A new study, based on health data from nearly half a million adults, adds to those warnings, finding that people who primarily sit at work have a 16 percent higher risk of mortality from all causes and a 34 percent higher risk of death from heart disease than those who primarily do not sit.
However, a little exercise each day may help to reduce that risk significantly. According to the study, published in JAMA Network Open, continual sitters who engage in an additional 15 to 30 minutes of physical activity each day may reduce their risk of death to the same level as persons who do not sit at work.
"The serious risks associated with prolonged occupational sitting can be mitigated by incorporating regular breaks and engaging in additional physical activity," wrote Chi-Pang Wen, MD, PhD, of the Institute of Population Health Science at Taiwan's National Health Research Institute, and his study coauthors. "Systemic changes, such as more frequent breaks, standing desks, designated workplace areas for physical activity, and gym membership benefits, can help reduce risk."
Short bursts of activity can provide significant health gains.
Dr. Wen and his colleagues studied over half a million Taiwanese people aged 20 and up. The researchers reported around 26,000 deaths over a nearly 13-year follow-up period. A total of 15,045 (57 percent) of these deaths occurred among people who primarily sat at work. None of the participants had been diagnosed with cardiovascular disease before to the trial.
According to questionnaire replies, participants were divided into three groups based on their workplace sitting habits: predominantly sitting, alternate sitting and nonsitting, and mostly nonsitting.

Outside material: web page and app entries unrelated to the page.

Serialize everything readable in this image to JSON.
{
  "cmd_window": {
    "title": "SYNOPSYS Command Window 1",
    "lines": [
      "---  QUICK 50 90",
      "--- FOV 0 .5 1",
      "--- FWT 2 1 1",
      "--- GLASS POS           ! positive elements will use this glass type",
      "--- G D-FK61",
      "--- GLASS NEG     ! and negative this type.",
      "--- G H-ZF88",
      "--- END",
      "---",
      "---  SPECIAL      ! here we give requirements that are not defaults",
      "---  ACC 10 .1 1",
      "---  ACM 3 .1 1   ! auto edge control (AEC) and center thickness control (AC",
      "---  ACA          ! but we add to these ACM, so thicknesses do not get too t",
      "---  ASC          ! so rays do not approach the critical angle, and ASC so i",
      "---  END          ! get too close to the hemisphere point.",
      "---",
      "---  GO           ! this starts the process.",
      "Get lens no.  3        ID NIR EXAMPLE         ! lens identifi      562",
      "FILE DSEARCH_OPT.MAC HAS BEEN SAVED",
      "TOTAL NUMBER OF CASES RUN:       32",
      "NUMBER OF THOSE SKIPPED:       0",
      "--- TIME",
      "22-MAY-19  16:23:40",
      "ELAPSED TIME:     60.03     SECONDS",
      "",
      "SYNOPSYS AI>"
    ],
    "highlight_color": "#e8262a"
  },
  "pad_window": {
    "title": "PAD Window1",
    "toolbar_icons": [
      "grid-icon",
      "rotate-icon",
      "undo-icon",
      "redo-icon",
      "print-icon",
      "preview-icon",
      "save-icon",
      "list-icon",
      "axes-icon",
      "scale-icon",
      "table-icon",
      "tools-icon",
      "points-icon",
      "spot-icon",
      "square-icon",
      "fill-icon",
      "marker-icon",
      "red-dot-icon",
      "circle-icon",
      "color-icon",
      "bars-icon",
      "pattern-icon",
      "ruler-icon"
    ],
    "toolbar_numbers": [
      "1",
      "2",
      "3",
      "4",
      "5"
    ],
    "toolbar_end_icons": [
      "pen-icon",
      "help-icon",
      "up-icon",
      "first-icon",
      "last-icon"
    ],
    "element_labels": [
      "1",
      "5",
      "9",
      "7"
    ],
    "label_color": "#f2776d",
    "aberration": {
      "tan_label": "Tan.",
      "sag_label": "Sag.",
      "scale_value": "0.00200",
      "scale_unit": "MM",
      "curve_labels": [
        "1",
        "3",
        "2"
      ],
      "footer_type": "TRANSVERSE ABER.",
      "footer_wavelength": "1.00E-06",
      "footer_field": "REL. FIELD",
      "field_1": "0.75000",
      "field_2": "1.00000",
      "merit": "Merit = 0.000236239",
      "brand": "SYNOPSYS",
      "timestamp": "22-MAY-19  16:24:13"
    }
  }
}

The study participants also submitted information on their levels of physical exercise.
Individuals who sat most of the time at work had significantly higher overall risks than those who alternated between sitting and nonsitting, as well as those who sat predominantly. The dangers between the alternating sit and nonsit group and the nonsitters were comparable.
According to the study's findings, persons who spend most of their time at work sitting and engaging in little physical activity — ranging from less than 15 minutes to 29 minutes per day — would gain greatly from adding a little extra movement to their day. For this cohort, adding 15 to 30 minutes of daily physical exercise reduced their risk of death to the same level as individuals who do not sit at work.
The findings back up prior study demonstrating how short bursts of activity might significantly reduce the probability of dying prematurely in persons who are generally inactive. The Physical Activity Guidelines for Americans indicate that individuals engage in at least 150 minutes of moderate-intensity aerobic physical activity or 75 minutes of vigorous-intensity physical activity per week, or an equivalent combination of the two.
Finding Simple Ways to Incorporate Exercise into Your Daily Life.
"The study really highlights that to be healthier, you have to first observe how much you are moving or not moving," says Anand Rohatgi, MD, a preventive cardiologist and professor of medicine at the University of Texas Southwestern Medical Center in Dallas. "Then set some goals to do a little bit more with respect to standing, walking, moving, and more actual exercise."
According to Dr. Rohatgi, research suggests that persistent sitters may benefit from simple work breaks that do not require organized exercise regimens, such as standing up at your desk or taking a 10-minute stroll every few hours.
Jay Dawes, PhD, an associate professor of applied exercise science at Oklahoma State University in Stillwater, encourages people to find methods to incorporate more movement into their daily lives, such as climbing the stairs, parking farther away from store and workplace doors, and walking during phone calls.
He adds that people should incorporate a combination of strength training and stretching into their everyday routines, as well as aerobic exercise. “Just having some base level of strength is really important,”says Dr. Dawes.
His overarching message from the study is that any activity can contribute to improved health. "The key is to just do something," he said.